- **Instructions to follow**
Please print all the lines below exactly as they are written.

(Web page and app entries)
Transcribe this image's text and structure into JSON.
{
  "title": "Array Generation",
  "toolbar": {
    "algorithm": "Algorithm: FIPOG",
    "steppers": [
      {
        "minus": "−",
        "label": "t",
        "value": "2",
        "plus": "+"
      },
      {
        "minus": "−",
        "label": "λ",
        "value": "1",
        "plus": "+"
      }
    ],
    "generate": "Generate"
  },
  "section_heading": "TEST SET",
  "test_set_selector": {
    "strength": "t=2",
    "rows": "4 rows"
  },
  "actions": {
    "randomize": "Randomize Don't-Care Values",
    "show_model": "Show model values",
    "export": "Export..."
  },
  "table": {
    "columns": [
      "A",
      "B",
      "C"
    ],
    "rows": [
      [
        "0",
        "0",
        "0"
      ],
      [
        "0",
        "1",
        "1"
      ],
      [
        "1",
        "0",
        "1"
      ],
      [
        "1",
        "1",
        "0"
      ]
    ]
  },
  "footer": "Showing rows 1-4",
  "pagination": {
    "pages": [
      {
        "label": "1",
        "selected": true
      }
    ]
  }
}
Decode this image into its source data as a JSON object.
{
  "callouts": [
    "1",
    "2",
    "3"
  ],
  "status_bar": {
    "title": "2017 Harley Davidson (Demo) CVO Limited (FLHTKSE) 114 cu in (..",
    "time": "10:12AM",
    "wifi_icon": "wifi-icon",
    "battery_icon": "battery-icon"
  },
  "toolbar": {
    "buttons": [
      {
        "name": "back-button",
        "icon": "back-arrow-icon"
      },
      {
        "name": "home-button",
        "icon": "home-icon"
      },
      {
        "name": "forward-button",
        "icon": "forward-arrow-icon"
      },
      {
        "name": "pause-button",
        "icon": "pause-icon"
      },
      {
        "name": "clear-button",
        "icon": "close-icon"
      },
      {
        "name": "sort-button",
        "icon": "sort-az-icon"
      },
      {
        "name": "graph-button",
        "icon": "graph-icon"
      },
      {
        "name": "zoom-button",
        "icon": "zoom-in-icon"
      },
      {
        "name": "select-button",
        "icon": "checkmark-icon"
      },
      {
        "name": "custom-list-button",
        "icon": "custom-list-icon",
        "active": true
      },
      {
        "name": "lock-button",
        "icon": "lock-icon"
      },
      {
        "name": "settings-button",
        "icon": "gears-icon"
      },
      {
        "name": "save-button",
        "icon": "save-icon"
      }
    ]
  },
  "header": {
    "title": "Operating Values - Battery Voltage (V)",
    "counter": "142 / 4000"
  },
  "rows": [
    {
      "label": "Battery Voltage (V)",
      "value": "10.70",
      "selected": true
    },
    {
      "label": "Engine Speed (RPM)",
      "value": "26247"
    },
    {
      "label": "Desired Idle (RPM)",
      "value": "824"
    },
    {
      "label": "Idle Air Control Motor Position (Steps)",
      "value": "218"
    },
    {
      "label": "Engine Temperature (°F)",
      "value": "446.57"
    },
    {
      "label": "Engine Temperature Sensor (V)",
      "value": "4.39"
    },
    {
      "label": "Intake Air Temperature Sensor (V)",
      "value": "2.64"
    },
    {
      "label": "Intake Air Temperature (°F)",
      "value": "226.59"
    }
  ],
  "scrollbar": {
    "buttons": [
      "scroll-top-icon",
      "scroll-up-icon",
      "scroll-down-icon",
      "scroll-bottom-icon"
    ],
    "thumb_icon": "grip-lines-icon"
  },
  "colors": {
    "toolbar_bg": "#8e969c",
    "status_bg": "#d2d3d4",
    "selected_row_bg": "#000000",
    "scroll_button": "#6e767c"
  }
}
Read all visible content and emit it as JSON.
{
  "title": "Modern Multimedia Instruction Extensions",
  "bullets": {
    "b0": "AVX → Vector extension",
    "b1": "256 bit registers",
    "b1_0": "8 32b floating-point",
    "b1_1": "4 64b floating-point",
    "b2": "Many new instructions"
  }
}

- **Task response**
Transcribe this image's text and structure into JSON.
{
  "title": "Array Generation",
  "toolbar": {
    "algorithm": "Algorithm: FIPOG",
    "steppers": [
      {
        "minus": "−",
        "label": "t",
        "value": "2",
        "plus": "+"
      },
      {
        "minus": "−",
        "label": "λ",
        "value": "1",
        "plus": "+"
      }
    ],
    "generate": "Generate"
  },
  "section_heading": "TEST SET",
  "test_set_selector": {
    "strength": "t=2",
    "rows": "4 rows"
  },
  "actions": {
    "randomize": "Randomize Don't-Care Values",
    "show_model": "Show model values",
    "export": "Export..."
  },
  "table": {
    "columns": [
      "A",
      "B",
      "C"
    ],
    "rows": [
      [
        "0",
        "0",
        "0"
      ],
      [
        "0",
        "1",
        "1"
      ],
      [
        "1",
        "0",
        "1"
      ],
      [
        "1",
        "1",
        "0"
      ]
    ]
  },
  "footer": "Showing rows 1-4",
  "pagination": {
    "pages": [
      {
        "label": "1",
        "selected": true
      }
    ]
  }
}
Decode this image into its source data as a JSON object.
{
  "callouts": [
    "1",
    "2",
    "3"
  ],
  "status_bar": {
    "title": "2017 Harley Davidson (Demo) CVO Limited (FLHTKSE) 114 cu in (..",
    "time": "10:12AM",
    "wifi_icon": "wifi-icon",
    "battery_icon": "battery-icon"
  },
  "toolbar": {
    "buttons": [
      {
        "name": "back-button",
        "icon": "back-arrow-icon"
      },
      {
        "name": "home-button",
        "icon": "home-icon"
      },
      {
        "name": "forward-button",
        "icon": "forward-arrow-icon"
      },
      {
        "name": "pause-button",
        "icon": "pause-icon"
      },
      {
        "name": "clear-button",
        "icon": "close-icon"
      },
      {
        "name": "sort-button",
        "icon": "sort-az-icon"
      },
      {
        "name": "graph-button",
        "icon": "graph-icon"
      },
      {
        "name": "zoom-button",
        "icon": "zoom-in-icon"
      },
      {
        "name": "select-button",
        "icon": "checkmark-icon"
      },
      {
        "name": "custom-list-button",
        "icon": "custom-list-icon",
        "active": true
      },
      {
        "name": "lock-button",
        "icon": "lock-icon"
      },
      {
        "name": "settings-button",
        "icon": "gears-icon"
      },
      {
        "name": "save-button",
        "icon": "save-icon"
      }
    ]
  },
  "header": {
    "title": "Operating Values - Battery Voltage (V)",
    "counter": "142 / 4000"
  },
  "rows": [
    {
      "label": "Battery Voltage (V)",
      "value": "10.70",
      "selected": true
    },
    {
      "label": "Engine Speed (RPM)",
      "value": "26247"
    },
    {
      "label": "Desired Idle (RPM)",
      "value": "824"
    },
    {
      "label": "Idle Air Control Motor Position (Steps)",
      "value": "218"
    },
    {
      "label": "Engine Temperature (°F)",
      "value": "446.57"
    },
    {
      "label": "Engine Temperature Sensor (V)",
      "value": "4.39"
    },
    {
      "label": "Intake Air Temperature Sensor (V)",
      "value": "2.64"
    },
    {
      "label": "Intake Air Temperature (°F)",
      "value": "226.59"
    }
  ],
  "scrollbar": {
    "buttons": [
      "scroll-top-icon",
      "scroll-up-icon",
      "scroll-down-icon",
      "scroll-bottom-icon"
    ],
    "thumb_icon": "grip-lines-icon"
  },
  "colors": {
    "toolbar_bg": "#8e969c",
    "status_bg": "#d2d3d4",
    "selected_row_bg": "#000000",
    "scroll_button": "#6e767c"
  }
}
Read all visible content and emit it as JSON.
{
  "title": "Modern Multimedia Instruction Extensions",
  "bullets": {
    "b0": "AVX → Vector extension",
    "b1": "256 bit registers",
    "b1_0": "8 32b floating-point",
    "b1_1": "4 64b floating-point",
    "b2": "Many new instructions"
  }
}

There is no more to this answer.